Nanoparticle description and tracking in virology and drug delivery
Our work aims to understand the structure, assembly and function of biological macromolecule complexes. We embed unstained, unfixed specimens in vitreous ice to preserve their structures. Transmission cryo-electron microscopy is then used to visualize the specimens, but the images recorded are difficult to interpret because they are projections of the specimen degraded by noise. Thus we computationally combine images of the specimen viewed from different angles enabling us to reconstruct a three-dimensional model. Any inherent symmetry present in the structure is also used in this averaging. This method is particularly useful for objects that are too large, unstable or variable to be studied by X-ray crystallography or NMR, such as enveloped viruses.
Research Interests: Assembly and structure determination of viruses, drug delivery, self-assembly, cryoelectron microscopy, image processing, crystallography
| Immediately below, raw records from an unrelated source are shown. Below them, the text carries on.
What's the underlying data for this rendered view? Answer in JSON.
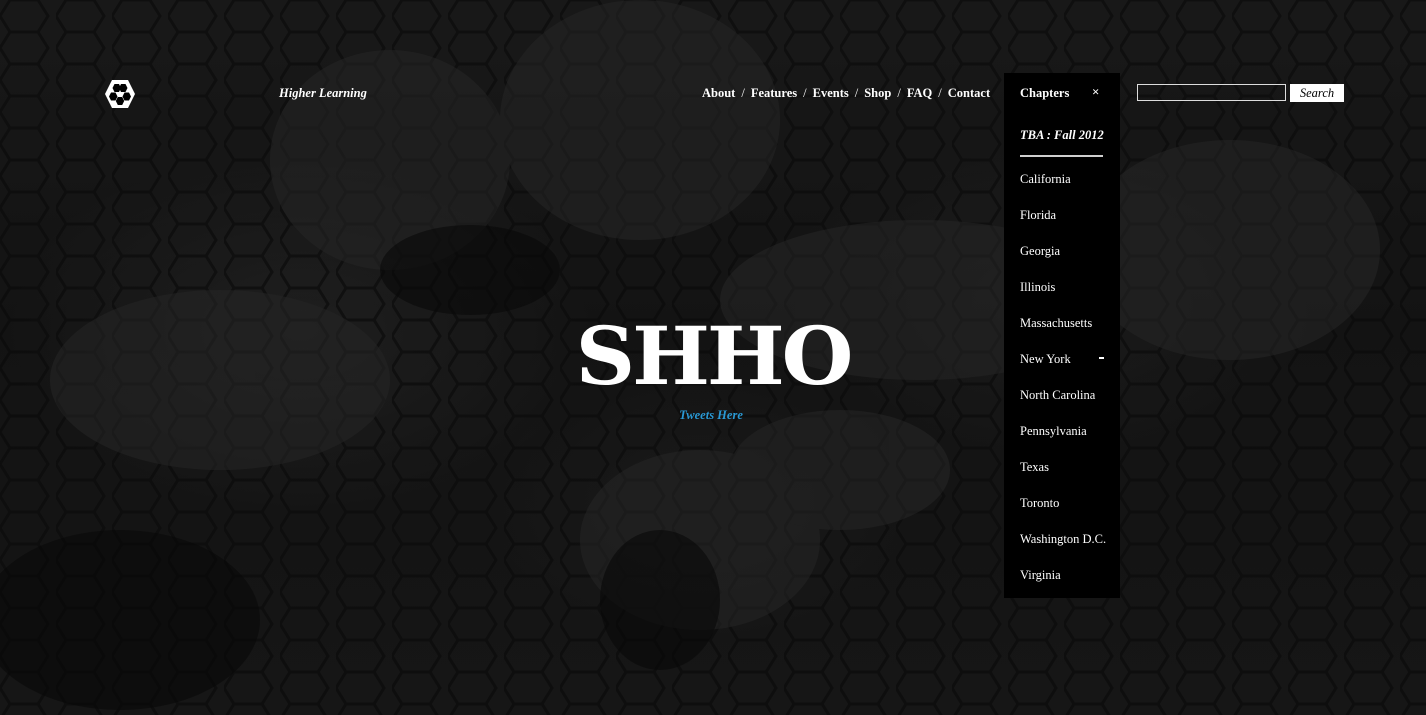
{
  "header": {
    "tagline": "Higher Learning"
  },
  "nav": {
    "items": [
      "About",
      "Features",
      "Events",
      "Shop",
      "FAQ",
      "Contact"
    ],
    "separator": "/"
  },
  "chapters": {
    "title": "Chapters",
    "close_icon": "×",
    "featured": "TBA : Fall 2012",
    "items": [
      "California",
      "Florida",
      "Georgia",
      "Illinois",
      "Massachusetts",
      "New York",
      "North Carolina",
      "Pennsylvania",
      "Texas",
      "Toronto",
      "Washington D.C.",
      "Virginia"
    ],
    "expanded_item": "New York"
  },
  "search": {
    "value": "",
    "button_label": "Search"
  },
  "hero": {
    "title": "SHHO",
    "tweets_link": "Tweets Here"
  },
  "colors": {
    "accent_link": "#2a9ad6",
    "panel": "#000000",
    "text": "#ffffff"
  },
  "icons": {
    "logo": "hexagon-cluster-logo-icon",
    "close": "close-icon",
    "collapse": "minus-icon"
  }
}
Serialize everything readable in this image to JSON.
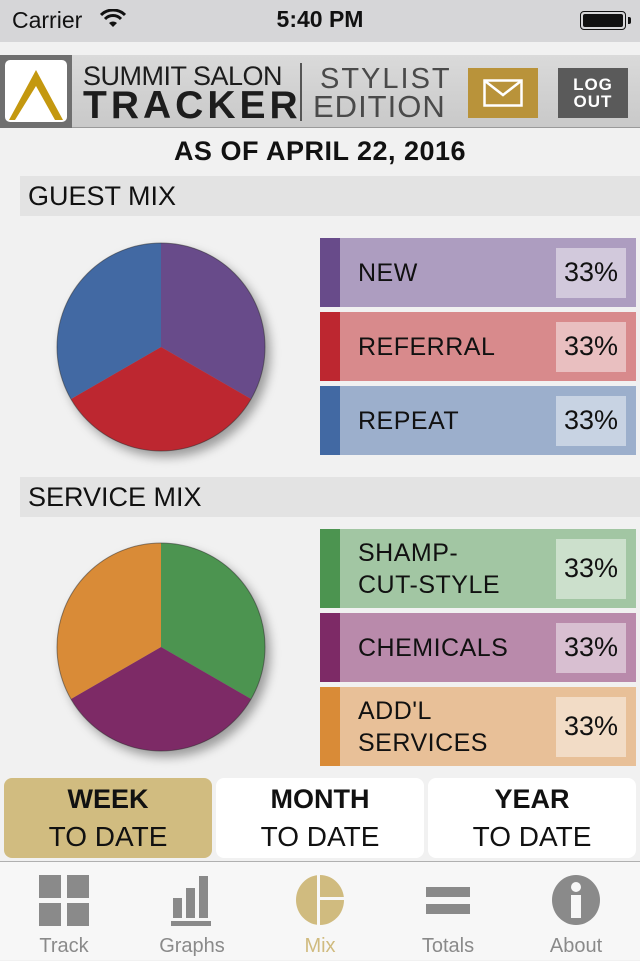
{
  "status_bar": {
    "carrier": "Carrier",
    "time": "5:40 PM",
    "battery_level": 1.0
  },
  "header": {
    "brand_line1": "SUMMIT SALON",
    "brand_line2": "TRACKER",
    "edition_line1": "STYLIST",
    "edition_line2": "EDITION",
    "mail_icon": "envelope-icon",
    "logout_line1": "LOG",
    "logout_line2": "OUT",
    "colors": {
      "logo_accent": "#c4980f",
      "mail_bg": "#b9933a",
      "logout_bg": "#5a5a5a"
    }
  },
  "as_of": "AS OF APRIL 22, 2016",
  "guest_mix": {
    "title": "GUEST MIX",
    "items": [
      {
        "label": "NEW",
        "value": 33,
        "display": "33%",
        "color": "#684b8a",
        "bg": "#ad9dc0"
      },
      {
        "label": "REFERRAL",
        "value": 33,
        "display": "33%",
        "color": "#bd2730",
        "bg": "#d88a8c"
      },
      {
        "label": "REPEAT",
        "value": 33,
        "display": "33%",
        "color": "#4269a3",
        "bg": "#9cafcc"
      }
    ]
  },
  "service_mix": {
    "title": "SERVICE MIX",
    "items": [
      {
        "label": "SHAMP-\nCUT-STYLE",
        "value": 33,
        "display": "33%",
        "color": "#4c9450",
        "bg": "#a2c6a3"
      },
      {
        "label": "CHEMICALS",
        "value": 33,
        "display": "33%",
        "color": "#7d2a66",
        "bg": "#b98aab"
      },
      {
        "label": "ADD'L\nSERVICES",
        "value": 33,
        "display": "33%",
        "color": "#d98b37",
        "bg": "#e8c098"
      }
    ]
  },
  "period_buttons": [
    {
      "line1": "WEEK",
      "line2": "TO DATE",
      "active": true
    },
    {
      "line1": "MONTH",
      "line2": "TO DATE",
      "active": false
    },
    {
      "line1": "YEAR",
      "line2": "TO DATE",
      "active": false
    }
  ],
  "tabs": [
    {
      "label": "Track",
      "icon": "grid-icon",
      "active": false
    },
    {
      "label": "Graphs",
      "icon": "bar-chart-icon",
      "active": false
    },
    {
      "label": "Mix",
      "icon": "pie-chart-icon",
      "active": true
    },
    {
      "label": "Totals",
      "icon": "equals-icon",
      "active": false
    },
    {
      "label": "About",
      "icon": "info-icon",
      "active": false
    }
  ],
  "colors": {
    "tab_active": "#d0bb7f",
    "tab_inactive": "#8a8a8a",
    "period_active": "#d1bc80"
  }
}
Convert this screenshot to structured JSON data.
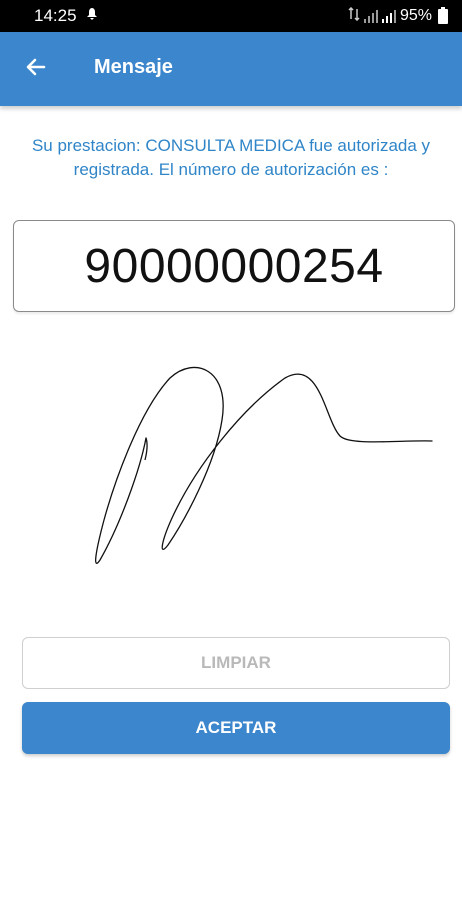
{
  "status_bar": {
    "time": "14:25",
    "battery": "95%",
    "icons": [
      "notification-icon",
      "data-arrows-icon",
      "signal-icon",
      "signal-icon",
      "battery-icon"
    ]
  },
  "app_bar": {
    "title": "Mensaje",
    "back_icon": "arrow-left-icon",
    "color": "#3b86cc"
  },
  "message": {
    "text": "Su prestacion: CONSULTA MEDICA fue autorizada y registrada. El número de autorización es :"
  },
  "authorization": {
    "number": "90000000254"
  },
  "signature": {
    "description_icon": "signature-drawing"
  },
  "buttons": {
    "clear_label": "LIMPIAR",
    "accept_label": "ACEPTAR"
  },
  "colors": {
    "accent": "#3b86cc",
    "message_text": "#2f85c8",
    "disabled_text": "#b9b9b9"
  }
}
Sarah is one of the “responsible professors” of the Faculty of Biological and Environmental Sciences, she has a regular Friday morning slots for student consultation at 08:00 and 08:30 Sign up by email.